### Exercise goal
Write out each line below exactly as it appears.

··· Source data

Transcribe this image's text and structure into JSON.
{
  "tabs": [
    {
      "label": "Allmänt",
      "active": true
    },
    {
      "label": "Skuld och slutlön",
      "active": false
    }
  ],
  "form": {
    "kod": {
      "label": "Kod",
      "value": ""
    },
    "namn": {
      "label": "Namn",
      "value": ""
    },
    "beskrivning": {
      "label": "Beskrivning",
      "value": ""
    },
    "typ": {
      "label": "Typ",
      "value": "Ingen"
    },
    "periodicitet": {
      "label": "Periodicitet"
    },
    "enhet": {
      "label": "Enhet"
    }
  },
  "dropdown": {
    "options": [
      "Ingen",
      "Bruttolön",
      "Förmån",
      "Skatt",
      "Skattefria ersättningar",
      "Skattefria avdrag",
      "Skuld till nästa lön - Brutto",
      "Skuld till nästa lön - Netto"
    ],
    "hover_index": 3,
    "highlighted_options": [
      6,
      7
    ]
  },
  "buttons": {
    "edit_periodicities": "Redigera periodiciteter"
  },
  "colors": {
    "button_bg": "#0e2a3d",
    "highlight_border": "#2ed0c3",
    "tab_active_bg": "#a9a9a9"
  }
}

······

### Answer for the task
Transcribe this image's text and structure into JSON.
{
  "tabs": [
    {
      "label": "Allmänt",
      "active": true
    },
    {
      "label": "Skuld och slutlön",
      "active": false
    }
  ],
  "form": {
    "kod": {
      "label": "Kod",
      "value": ""
    },
    "namn": {
      "label": "Namn",
      "value": ""
    },
    "beskrivning": {
      "label": "Beskrivning",
      "value": ""
    },
    "typ": {
      "label": "Typ",
      "value": "Ingen"
    },
    "periodicitet": {
      "label": "Periodicitet"
    },
    "enhet": {
      "label": "Enhet"
    }
  },
  "dropdown": {
    "options": [
      "Ingen",
      "Bruttolön",
      "Förmån",
      "Skatt",
      "Skattefria ersättningar",
      "Skattefria avdrag",
      "Skuld till nästa lön - Brutto",
      "Skuld till nästa lön - Netto"
    ],
    "hover_index": 3,
    "highlighted_options": [
      6,
      7
    ]
  },
  "buttons": {
    "edit_periodicities": "Redigera periodiciteter"
  },
  "colors": {
    "button_bg": "#0e2a3d",
    "highlight_border": "#2ed0c3",
    "tab_active_bg": "#a9a9a9"
  }
}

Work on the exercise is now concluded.